So what’s been going on here aside from swimming laps and the eating of greens?

We had a lovely Fourth of July. After dropping Peter at a party, David and I picked up our dinner at a farm stand. I really wanted to see some fireworks up close and personal but didn’t want to deal with a crowd. Fortunately for us, neighbors host a Fourth of July celebration every year complete with pyrotechnics (which are legal and readily available in New Hampshire). We don’t actually know these people but thought we could get away with taking a seat in the adjacent field. At dusk, after generous applications of deet, we strolled down the road. Fireflies were flashing on and off between the trees and in the distance I could hear bagpipes playing.

There's an art to capturing fireworks, and I I've not mastered it.

There’s an art to capturing fireworks, and I
I’ve not mastered it.

It turned out to be a marvelous display; almost an hour long. And as we were within a hundred yards of the site of detonation, the sound was amazing—you could feel it in your bones. Entirely satisfying.

Two days later, Peter took off for a week on Cape Cod, compliments of the same lovely family that took him to Florida over winter break. I texted him last night to see if he missed us and his response was ‘Maybe’. Cheeky teenager.
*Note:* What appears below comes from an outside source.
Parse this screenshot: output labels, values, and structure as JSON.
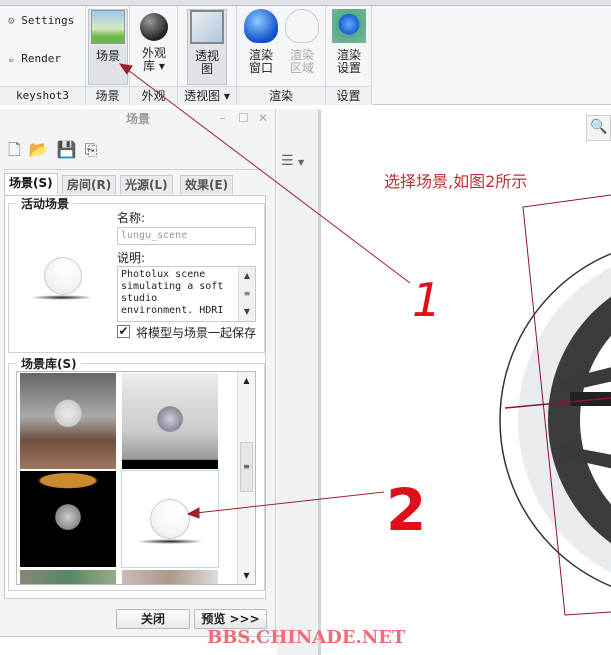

I’ve also been prepping a new spot for painting in the house. My current ‘studio’ is in an alcove under the eaves, but I’m just too damned tall and always bumping my head on the ceiling. So some old carpet is coming up tomorrow and I will be relocating to a (vertically) larger space.

Aside from that, when I am not writing, reading, cleaning, eating salads or hanging out in the pool, I am walking. A lot. At the conclusion of one such jaunt our neighbor Ray hailed me. Asked how I was doing, showed me his tan line (impressive, but I don’t need to see it again) and offered me some zucchini from his garden. One thing led to another and soon he was talking about the legalization of medical marijuana. And how if that happens I should definitely get squared away with a prescription. Better yet, I could start growing pot, in Ray’s greenhouse. We could become partners. “Perfect,” I say. “A match made in heaven.” As Buddy and I took our leave, Ray’s shouting down the road “You can pay for your son’s education that way!” I shout back “I’m going home to watch Breaking Bad and I’ll think about it!” Oh, New Hampshire.

Swimming around

Next stop, the real pond out back

I found and fell in love with our current home online. Like a hopeful suitor, I scrolled through the photos and watched the artfully shot video again and again. The house, built in the 1970’s, was straight out of Dwell. Beautifully landscaped and surrounded by five forested acres, it also boasted an in ground swimming pool. Kidney shaped and forever azure in the looping video, ‘a sylvan pond’, according to the accompanying text.

We moved in just as the last of the snow was melting. Consumed with unpacking, it was mid June before the heavy green cover over the pool was peeled back. Beneath the chilly water lay a carpet of overwintered leaves and debris. Undaunted, I got right to work with a long-handled net and a brush and soon the pool was serviceable.

However, it didn’t stay clean for long. Leaves, pine needles, caterpillars, earthworms, all variety of amphibians and the occasional rodent all took the plunge, and most to ill effect. I began to suspect that it was in fact more pond than pool.

This summer I have been vigilant and yes, stubborn. Every morning I empty the filter baskets and fish the frogs and their leavings from the pool. I scoop worms and needles from the bottom, skim the leaves from the surface and scrub green algae off the sides. And, because I am going to all this trouble, I swim. Just about every single day. Breaststroke, twenty, thirty sometimes forty lengths. I love the cold shock as I first go under, the weightlessness, and how the sun glints off the water.  When I step out of the pool, I am breathless. Eschewing a towel, I lay in the warm air and let the water evaporate from my skin; it is all very reminiscent of summer in my childhood. And, by pushing against my physical limitations, I am thumbing my nose at cancer.

My daily swim: two parts stubbornness and one part pleasure.